When to Use External Rewards
Encourage someone to learn something new.
Increase a person’s interest in a previously uninteresting activity
Give people feedback to let them know that their efforts are appreciated.
When Not to Use External Rewards
Someone is already interested in the subject, task, or activity.
Offering a reward would turn the activity into “work” rather than “play.”
When to Use Extrinsic Motivation
Extrinsic motivation can be useful in certain situations, such as:
Establishing a new behavior: Extrinsic rewards can be used to increase the frequency of a new behavior, such as getting a student to study for a test or an employee to work harder to get a promotion.
Short-term goals: Extrinsic rewards can be effective in achieving short-term goals, such as completing a project or meeting a deadline.
Changing an undesirable behavior: Extrinsic punishment can be used to decrease the frequency of an undesirable behavior, such as getting a child to stop hitting other children.
Teaching new skills: Extrinsic rewards can be used to teach new skills, such as getting a dog to learn a new trick.
Performance enhancement: Extrinsic rewards can be used to increase performance in certain tasks, such as paying a salesperson commission for meeting their sales targets.
However, it’s important to use extrinsic motivation in a way that supports, rather than undermines, an individual’s intrinsic motivation. For example, it’s important to make sure that the rewards are appropriate, that they are given consistently, and that they are gradually phased out as intrinsic motivation develops.
Additionally, it’s important to consider the context, some individuals may respond well to extrinsic rewards, others may be demotivated by it, for example, some people may be motivated by money, others may be motivated by recognition, and others may be motivated by a sense of autonomy.
How Do Intrinsic Motivation and Extrinsic Motivation Influence Learning?
Intrinsic motivation and extrinsic motivation can both influence learning in different ways.
Intrinsically motivated learners tend to be more engaged, persistent and self-directed in their learning. They are more likely to set and achieve personal learning goals, and they tend to find meaning and purpose in what they are learning. They also have a tendency to seek out new learning opportunities and to learn for the sheer pleasure of it.
Extrinsically motivated learners, on the other hand, may be more focused on achieving external rewards or avoiding punishment. They may be less engaged and less persistent in their learning, and they may be more focused on achieving a specific outcome rather than the learning process itself.

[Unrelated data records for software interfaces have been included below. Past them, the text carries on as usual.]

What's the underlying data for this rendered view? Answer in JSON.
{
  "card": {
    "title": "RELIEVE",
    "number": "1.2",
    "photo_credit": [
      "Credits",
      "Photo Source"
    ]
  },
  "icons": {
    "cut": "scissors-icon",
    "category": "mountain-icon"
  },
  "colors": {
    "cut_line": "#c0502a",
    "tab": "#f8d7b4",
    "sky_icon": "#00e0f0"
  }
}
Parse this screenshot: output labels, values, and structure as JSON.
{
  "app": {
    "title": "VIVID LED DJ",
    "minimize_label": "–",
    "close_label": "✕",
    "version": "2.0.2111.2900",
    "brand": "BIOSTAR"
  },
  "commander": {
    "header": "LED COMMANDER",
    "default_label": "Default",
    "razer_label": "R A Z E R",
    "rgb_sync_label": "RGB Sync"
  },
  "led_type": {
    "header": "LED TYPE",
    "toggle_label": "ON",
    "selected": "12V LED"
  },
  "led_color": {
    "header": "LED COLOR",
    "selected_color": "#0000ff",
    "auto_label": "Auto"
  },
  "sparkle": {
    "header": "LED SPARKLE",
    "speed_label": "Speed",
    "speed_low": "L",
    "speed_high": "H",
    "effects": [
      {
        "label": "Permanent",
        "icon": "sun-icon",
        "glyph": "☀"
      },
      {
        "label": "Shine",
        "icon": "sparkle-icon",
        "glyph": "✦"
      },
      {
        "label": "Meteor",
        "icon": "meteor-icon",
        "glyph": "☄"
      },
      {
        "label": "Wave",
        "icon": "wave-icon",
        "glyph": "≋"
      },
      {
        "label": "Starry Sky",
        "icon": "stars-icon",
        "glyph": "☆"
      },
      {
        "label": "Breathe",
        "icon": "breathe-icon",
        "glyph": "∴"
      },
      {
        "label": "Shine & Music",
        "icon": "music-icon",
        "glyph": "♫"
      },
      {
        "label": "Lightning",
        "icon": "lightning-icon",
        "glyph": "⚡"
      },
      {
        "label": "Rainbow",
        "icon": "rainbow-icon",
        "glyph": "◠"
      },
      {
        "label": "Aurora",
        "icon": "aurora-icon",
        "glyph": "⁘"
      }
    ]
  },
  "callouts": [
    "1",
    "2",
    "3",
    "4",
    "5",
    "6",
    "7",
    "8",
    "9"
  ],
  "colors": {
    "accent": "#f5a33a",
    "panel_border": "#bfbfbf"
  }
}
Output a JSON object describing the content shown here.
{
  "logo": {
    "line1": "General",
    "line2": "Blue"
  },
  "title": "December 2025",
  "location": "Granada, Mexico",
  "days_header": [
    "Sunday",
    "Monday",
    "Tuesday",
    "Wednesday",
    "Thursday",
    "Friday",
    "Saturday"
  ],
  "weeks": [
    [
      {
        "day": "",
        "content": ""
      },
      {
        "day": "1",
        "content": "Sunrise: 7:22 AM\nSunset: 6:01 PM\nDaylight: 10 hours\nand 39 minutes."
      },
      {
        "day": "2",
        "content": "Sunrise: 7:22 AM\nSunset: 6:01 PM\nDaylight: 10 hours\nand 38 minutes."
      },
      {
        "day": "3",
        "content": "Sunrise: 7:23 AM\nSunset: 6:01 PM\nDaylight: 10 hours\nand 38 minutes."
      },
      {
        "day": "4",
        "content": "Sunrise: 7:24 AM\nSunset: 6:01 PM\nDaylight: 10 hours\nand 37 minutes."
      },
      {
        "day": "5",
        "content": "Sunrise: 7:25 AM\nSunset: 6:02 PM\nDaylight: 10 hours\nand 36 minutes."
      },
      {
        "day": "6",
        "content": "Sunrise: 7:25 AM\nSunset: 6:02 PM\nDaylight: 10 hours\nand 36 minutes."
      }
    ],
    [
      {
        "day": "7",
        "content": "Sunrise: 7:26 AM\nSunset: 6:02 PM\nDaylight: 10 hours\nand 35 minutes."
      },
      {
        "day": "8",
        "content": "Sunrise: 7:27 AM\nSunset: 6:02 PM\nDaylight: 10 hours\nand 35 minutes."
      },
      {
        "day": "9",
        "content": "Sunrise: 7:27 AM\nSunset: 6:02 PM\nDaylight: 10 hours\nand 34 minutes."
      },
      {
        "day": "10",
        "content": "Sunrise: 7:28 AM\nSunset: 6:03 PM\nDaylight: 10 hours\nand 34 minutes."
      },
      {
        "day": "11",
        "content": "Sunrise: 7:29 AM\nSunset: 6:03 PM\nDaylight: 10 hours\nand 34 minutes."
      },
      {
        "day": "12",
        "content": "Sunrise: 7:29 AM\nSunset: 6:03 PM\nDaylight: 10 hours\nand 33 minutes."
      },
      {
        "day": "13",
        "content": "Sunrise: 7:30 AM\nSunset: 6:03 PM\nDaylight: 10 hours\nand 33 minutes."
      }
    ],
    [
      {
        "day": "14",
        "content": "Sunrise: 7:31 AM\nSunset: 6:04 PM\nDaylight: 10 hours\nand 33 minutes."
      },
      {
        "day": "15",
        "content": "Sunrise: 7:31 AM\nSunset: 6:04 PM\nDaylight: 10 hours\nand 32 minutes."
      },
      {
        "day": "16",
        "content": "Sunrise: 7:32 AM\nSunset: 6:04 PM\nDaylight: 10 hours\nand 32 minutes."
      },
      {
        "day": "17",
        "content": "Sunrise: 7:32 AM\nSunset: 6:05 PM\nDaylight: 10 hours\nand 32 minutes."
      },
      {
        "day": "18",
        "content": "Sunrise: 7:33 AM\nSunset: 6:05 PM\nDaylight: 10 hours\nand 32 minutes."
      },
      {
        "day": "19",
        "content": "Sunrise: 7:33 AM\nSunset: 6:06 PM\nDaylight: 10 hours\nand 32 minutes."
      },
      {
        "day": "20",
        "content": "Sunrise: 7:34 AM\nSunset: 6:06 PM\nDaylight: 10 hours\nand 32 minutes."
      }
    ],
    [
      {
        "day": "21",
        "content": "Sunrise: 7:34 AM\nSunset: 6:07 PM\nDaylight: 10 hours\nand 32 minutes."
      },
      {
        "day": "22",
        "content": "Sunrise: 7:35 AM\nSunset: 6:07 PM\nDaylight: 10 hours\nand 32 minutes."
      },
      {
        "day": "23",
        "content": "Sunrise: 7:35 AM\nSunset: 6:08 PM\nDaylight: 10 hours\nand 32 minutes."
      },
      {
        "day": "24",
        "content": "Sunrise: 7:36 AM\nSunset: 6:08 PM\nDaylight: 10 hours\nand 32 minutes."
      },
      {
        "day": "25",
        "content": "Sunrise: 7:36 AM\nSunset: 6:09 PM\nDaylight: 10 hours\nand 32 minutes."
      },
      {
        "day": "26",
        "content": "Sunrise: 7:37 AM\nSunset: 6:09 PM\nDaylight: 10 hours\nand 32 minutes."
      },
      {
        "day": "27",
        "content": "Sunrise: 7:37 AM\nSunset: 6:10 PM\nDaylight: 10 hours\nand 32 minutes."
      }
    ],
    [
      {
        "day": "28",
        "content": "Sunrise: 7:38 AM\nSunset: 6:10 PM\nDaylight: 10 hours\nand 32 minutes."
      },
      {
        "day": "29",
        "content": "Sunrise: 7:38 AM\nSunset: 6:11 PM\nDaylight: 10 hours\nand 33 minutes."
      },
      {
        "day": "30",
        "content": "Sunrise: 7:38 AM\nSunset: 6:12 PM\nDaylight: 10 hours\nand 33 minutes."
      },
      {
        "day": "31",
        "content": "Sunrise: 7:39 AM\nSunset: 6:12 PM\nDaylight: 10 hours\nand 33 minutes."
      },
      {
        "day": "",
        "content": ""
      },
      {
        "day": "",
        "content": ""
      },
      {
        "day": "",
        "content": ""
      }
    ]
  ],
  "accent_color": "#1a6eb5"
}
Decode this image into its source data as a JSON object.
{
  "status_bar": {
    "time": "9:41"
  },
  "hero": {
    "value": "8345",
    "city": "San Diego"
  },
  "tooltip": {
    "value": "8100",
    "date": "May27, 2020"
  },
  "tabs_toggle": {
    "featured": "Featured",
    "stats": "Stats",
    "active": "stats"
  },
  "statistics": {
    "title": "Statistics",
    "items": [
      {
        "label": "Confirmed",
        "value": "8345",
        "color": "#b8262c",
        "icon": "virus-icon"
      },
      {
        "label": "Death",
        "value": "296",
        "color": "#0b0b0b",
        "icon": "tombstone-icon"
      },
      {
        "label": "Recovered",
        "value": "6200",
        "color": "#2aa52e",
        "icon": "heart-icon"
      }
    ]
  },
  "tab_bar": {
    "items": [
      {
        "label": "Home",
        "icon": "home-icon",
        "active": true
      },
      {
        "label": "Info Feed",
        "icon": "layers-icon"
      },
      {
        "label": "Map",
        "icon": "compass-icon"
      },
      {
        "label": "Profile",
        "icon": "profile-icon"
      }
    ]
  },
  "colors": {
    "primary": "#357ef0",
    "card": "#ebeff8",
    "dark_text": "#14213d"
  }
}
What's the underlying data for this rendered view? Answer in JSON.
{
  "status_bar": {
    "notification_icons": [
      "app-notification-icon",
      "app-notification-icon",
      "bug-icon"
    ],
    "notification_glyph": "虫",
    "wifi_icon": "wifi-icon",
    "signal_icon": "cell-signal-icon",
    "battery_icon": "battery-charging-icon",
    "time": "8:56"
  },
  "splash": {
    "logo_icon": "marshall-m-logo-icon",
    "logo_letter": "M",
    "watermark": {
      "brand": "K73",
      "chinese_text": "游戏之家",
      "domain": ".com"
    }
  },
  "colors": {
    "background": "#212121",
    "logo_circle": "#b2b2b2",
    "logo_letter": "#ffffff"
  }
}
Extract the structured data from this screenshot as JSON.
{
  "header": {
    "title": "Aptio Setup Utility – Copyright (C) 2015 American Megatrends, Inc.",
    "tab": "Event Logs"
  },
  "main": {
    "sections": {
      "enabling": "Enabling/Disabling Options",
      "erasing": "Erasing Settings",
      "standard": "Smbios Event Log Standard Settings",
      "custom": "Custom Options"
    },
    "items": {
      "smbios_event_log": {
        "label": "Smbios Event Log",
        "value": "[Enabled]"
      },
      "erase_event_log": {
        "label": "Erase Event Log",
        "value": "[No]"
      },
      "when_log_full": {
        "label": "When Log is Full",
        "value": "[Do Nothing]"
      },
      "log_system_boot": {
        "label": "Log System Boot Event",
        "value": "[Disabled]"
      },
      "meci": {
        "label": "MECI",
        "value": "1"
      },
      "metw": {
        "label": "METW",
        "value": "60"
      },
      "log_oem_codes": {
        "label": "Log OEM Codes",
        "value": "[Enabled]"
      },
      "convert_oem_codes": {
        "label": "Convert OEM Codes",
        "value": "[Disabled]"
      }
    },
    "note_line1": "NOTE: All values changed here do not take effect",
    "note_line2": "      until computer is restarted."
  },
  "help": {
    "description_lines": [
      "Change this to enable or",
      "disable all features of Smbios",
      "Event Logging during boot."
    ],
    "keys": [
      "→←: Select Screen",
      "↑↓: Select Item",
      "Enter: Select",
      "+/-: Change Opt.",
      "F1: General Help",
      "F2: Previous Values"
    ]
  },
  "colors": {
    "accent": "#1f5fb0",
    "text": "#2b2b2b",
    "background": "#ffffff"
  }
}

However, it’s important to note that extrinsic motivation can also have a positive impact on learning when used in the right way. For example, using rewards to increase the frequency of a new behavior, such as studying for a test, can be effective in the short-term. Additionally, providing appropriate feedback, recognition, and opportunities for mastery can increase intrinsic motivation.
It’s also worth noting that a balance between intrinsic and extrinsic motivation is often more effective for learning, than relying on one or the other. For example, a task or activity that is inherently interesting, but also challenging and provides the learner with a sense of autonomy and control, can lead to a high level of engagement, persistence and interest in the learning process.
Knowledge Glow Says
Human behaviour is driven by both extrinsic and intrinsic motivation. There are several key differences between motivation based on external rewards and motivation based on an individual’s genuine interest, including the influence of each type on behaviour and the situations in which each type will be most effective.
Understanding how each type of motivation works and when it is likely to be useful can help people perform tasks (even when they don’t want to) and learn more effectively.